I cannot figure out what’s going on with sellers these days. Week after week, we’re seeing houses on the broker open house circuit that are millions of dollars too high, and that’s not just my opinion; other experienced agents say the same thing. So what gives? Have sellers lost their collective mind or are agents telling them anything they want to hear to get the listing? Either way, it won’t work – the market is just fine, but you can’t sell a $2,000,000 house for $3,000,000, or a $5,000,000 house for $8,000,000, not matter how attractive your marketing.

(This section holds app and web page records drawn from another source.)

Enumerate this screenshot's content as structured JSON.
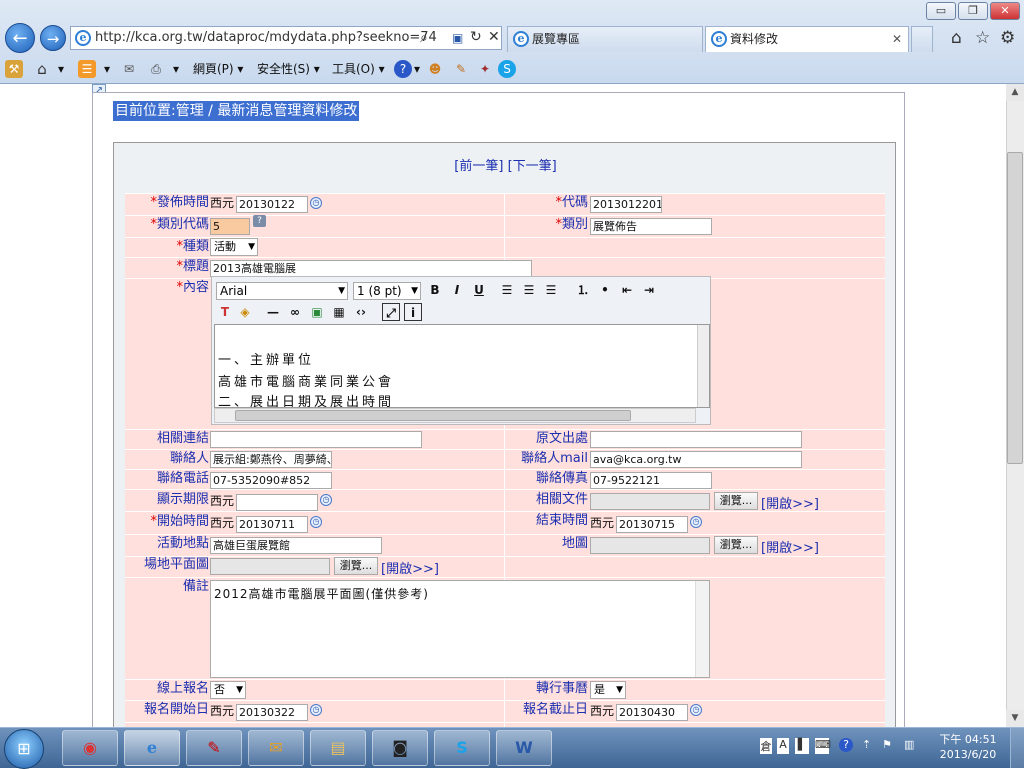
{
  "window": {
    "minimize_label": "▭",
    "restore_label": "❐",
    "close_label": "✕"
  },
  "browser": {
    "address": "http://kca.org.tw/dataproc/mdydata.php?seekno=74",
    "tabs": [
      {
        "label": "展覽專區"
      },
      {
        "label": "資料修改"
      }
    ],
    "menu": {
      "page": "網頁(P)",
      "safety": "安全性(S)",
      "tools": "工具(O)"
    }
  },
  "page": {
    "breadcrumb": "目前位置:管理 / 最新消息管理資料修改",
    "prev_label": "[前一筆]",
    "next_label": "[下一筆]",
    "labels": {
      "publish_time": "發佈時間",
      "code": "代碼",
      "category_code": "類別代碼",
      "category": "類別",
      "kind": "種類",
      "title": "標題",
      "content": "內容",
      "related_link": "相關連結",
      "source": "原文出處",
      "contact": "聯絡人",
      "contact_mail": "聯絡人mail",
      "contact_phone": "聯絡電話",
      "contact_fax": "聯絡傳真",
      "display_limit": "顯示期限",
      "related_doc": "相關文件",
      "start_time": "開始時間",
      "end_time": "結束時間",
      "venue": "活動地點",
      "map": "地圖",
      "floor_plan": "場地平面圖",
      "remarks": "備註",
      "online_signup": "線上報名",
      "calendar": "轉行事曆",
      "signup_start": "報名開始日",
      "signup_end": "報名截止日"
    },
    "era_prefix": "西元",
    "browse_label": "瀏覽...",
    "open_label": "[開啟>>]",
    "values": {
      "publish_time": "20130122",
      "code": "2013012201",
      "category_code": "5",
      "category": "展覽佈告",
      "kind": "活動",
      "title": "2013高雄電腦展",
      "related_link": "",
      "source": "",
      "contact": "展示組:鄭燕伶、周夢綺、",
      "contact_mail": "ava@kca.org.tw",
      "contact_phone": "07-5352090#852",
      "contact_fax": "07-9522121",
      "display_limit": "",
      "start_time": "20130711",
      "end_time": "20130715",
      "venue": "高雄巨蛋展覽館",
      "remarks": "2012高雄市電腦展平面圖(僅供參考)",
      "online_signup": "否",
      "calendar": "是",
      "signup_start": "20130322",
      "signup_end": "20130430"
    },
    "editor": {
      "font": "Arial",
      "size": "1 (8 pt)",
      "lines": [
        "一、主辦單位",
        "高雄市電腦商業同業公會",
        "二、展出日期及展出時間"
      ]
    }
  },
  "taskbar": {
    "time": "下午 04:51",
    "date": "2013/6/20"
  }
}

The Wall Street Journal recently compared 1,000 actual sales to Zillow’s estimate of value and came to the same conclusion I did when I conducted my far less scientific survey: the site is generally accurate but, when it’s wrong, it’s way wrong. The Journal cited one house that Zillow said was worth $600,000 – it sold for $2,600,000. Oops! The danger here cuts both ways because buyers pass on great deals when Zillow says a house is worth far less than its true value and sellers insist on pricing a house far above what it’s worth if Zillow says otherwise. Look: it’s a stone throw’s distance from Hamilton Avenue to Belle Haven. Zillow doesn’t recognize that proximity doesn’t necessarily yield a comparable sale. Be careful.

Can’t sell your corner lot house for months and months? One Realtor’s decided to change the address to the other street and raise the price $100,000. Seems silly to me – how dumb, exactly, are we supposed to be? – but it kind of makes sense, in a sneaky sort of way. I’ll let you know if it works.

For this we need Republicans?
Governor Rell has proposed raising taxes on Greenwich by another ½%. Already our tiny sliver (less than 2% of 3.4 million residents) pays 10% of all income tax. Rell wants us to pay more. Connecticut is already the third most expensive state in which to do business. In the past two decades we’ve loaded on an estate tax, an income tax, doubled (!) the number of state employees, are looking to add a “millionaire’s tax” (defined as anyone earning $500,000, by the way), and are now proposing to tax internet sales. As a state, we’re tops in the number of young people leaving and job growth is falling off a cliff. We’re third in the nation for spending per pupil, with dismal results, so Rell wants us to be first. Greenwich’s own Livvy Floren describes the Governor’s budget as, “ gutsy and very visionary”. I have a vision, all right; one that doesn’t include Ms. Floren as a state Representative.

Delta’s Not Ready When You Are
My youngest daughter is off to Costa Rica for a semester. Delta gladly sold us a one-way ticket online (return date is uncertain) but, when we dropped her at Kennedy at 5:00 a.m. she was told that Delta will not board any passenger flying one-way from one country to another. Besides the incredible rudeness of the ticket agent and his absolute refusal to even attempt to resolve the problem, further insult was added when Delta would only “cure” things by selling us a second one-way ticket at a huge premium. Absolutely appalling service; next time this airline returns to bankruptcy and its employees whine about losing their jobs, I’ll be cheering, loudly.

Comments Off on

Filed under Uncategorized